I think they have a real partnership, and she really did have good instincts about people who maybe weren't in it for the right reasons, or the people who could be trusted and who couldn't, or about when [Donald] should stay quiet on a subject or when he should speak up more.
Do you think Melania and Donald were aligned on social and political issues?
I think it's a mixed bag. With immigration, she was aligned with him in terms of thinking it should be done legally and thinking there are a lot of bad actors trying to come into our country. She definitely did not like the [child separation policy]. I know she tried to talk him out of it and that was the one he wouldn't budge on.
Social issues, I think, she was a little bit more liberal than he would be. I think secretly, he was though, too. He just — as the Republican, conservative president — had to stay strong. But I think for the most part, they seemed aligned.

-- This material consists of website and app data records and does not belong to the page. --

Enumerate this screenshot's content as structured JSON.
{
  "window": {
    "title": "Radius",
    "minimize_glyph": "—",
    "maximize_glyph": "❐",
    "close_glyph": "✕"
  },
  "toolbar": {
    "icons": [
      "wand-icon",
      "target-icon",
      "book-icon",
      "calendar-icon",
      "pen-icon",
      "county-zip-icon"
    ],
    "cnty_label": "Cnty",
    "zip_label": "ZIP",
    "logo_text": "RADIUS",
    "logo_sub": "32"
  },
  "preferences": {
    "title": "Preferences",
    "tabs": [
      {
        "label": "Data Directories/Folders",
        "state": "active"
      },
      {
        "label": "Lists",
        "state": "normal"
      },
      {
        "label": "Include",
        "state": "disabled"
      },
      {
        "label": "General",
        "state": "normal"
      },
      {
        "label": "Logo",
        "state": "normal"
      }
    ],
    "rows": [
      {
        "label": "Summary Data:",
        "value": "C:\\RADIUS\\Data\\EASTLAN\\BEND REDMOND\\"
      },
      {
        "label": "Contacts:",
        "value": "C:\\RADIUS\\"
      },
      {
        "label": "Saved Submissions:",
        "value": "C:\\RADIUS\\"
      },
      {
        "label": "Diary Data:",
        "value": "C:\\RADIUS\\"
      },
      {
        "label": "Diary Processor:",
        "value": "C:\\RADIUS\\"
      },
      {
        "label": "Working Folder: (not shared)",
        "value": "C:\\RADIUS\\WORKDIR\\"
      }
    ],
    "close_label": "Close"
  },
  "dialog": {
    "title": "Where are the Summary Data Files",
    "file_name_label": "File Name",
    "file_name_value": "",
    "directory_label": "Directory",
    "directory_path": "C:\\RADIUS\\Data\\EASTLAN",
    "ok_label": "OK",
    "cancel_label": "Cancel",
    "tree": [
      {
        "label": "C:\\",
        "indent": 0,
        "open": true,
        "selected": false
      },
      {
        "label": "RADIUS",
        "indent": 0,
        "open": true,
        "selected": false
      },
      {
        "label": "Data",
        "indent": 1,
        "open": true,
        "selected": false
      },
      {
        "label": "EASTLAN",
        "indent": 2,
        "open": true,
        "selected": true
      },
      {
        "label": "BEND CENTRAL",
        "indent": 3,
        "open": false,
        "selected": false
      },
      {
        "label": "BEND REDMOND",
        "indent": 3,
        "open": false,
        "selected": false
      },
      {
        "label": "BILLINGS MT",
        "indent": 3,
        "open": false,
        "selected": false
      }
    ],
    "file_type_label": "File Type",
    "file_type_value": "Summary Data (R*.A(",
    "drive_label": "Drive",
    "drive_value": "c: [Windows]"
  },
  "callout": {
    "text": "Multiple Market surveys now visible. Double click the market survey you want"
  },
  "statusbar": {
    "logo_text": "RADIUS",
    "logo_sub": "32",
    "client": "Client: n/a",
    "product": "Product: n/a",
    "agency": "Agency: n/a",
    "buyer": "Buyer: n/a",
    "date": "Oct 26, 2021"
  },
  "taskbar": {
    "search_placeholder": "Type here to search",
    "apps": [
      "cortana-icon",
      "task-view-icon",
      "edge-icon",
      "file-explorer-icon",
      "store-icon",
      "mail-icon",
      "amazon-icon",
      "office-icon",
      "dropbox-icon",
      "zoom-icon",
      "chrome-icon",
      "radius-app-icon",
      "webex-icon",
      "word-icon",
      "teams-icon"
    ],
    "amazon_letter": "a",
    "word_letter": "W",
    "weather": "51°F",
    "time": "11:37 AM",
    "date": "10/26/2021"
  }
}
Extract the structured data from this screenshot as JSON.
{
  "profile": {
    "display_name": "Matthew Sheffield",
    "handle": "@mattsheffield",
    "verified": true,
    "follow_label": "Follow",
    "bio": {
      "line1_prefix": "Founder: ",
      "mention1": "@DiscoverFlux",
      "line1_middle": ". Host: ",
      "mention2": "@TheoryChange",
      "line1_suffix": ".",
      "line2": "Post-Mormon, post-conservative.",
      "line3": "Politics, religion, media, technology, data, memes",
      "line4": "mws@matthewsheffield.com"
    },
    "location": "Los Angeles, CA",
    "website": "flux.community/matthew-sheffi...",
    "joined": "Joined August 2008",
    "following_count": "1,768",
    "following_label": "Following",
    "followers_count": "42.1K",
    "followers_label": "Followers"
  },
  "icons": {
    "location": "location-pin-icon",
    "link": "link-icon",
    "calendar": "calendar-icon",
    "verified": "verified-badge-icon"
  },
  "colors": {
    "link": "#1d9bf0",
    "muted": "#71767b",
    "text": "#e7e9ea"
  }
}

I'm still surprised that she supported the birtherism stuff. And then at the end, which I talk about in the book, she seemed to support the election fraud in some way ... She's tough to crack.
What about Donald's well-documented temper? Is that something you witnessed?
I never saw him lose his temper with Mrs. Trump. Then when I got to the West Wing, I saw him do it to others and it was really jarring. I remember being struck by how people just took it — a national security adviser or a secretary of state or a cabinet member ... I never saw anyone push back.
The first time he did it to me was on Air Force One and it was so fast. Picture a DJ board where you can just push the volume all the way up. It's that swift, how loud he gets.
The formula me and my colleagues took was: we would take it, and then just stay out of his line of sight for the next day or two. And then sadly, we would kind of hope he would turn his eye on someone else. I think that that's where some of the real backstabbing, dog-eat-dog culture came from. You were so desperate not to be on his bad side, that you would let anybody else be on his bad side.
Jacquelyn Martin/AP/Shutterstock Stephanie Grisham
Do you feel like you were sort of lulled into a faux sense of friendship with the Trumps?
Well yeah, because they are so good at it. You would walk into the Oval and he was in a good mood, he would be like, "Stephanie, there she is. Beautiful Stephanie." And not in a creepy way, but just like, "You look great today. How are you, honey? Are you doing good?" He was really nice and he would crack jokes and I never had that.
Other bosses just didn't do that kind of thing. Mrs. Trump, she always remembered my birthday, she always asked me about my personal life. We talked about my personal life all the time and other bosses never did that. And so, I guess it lulled me into a false sense of security.
This interview has been edited and condensed.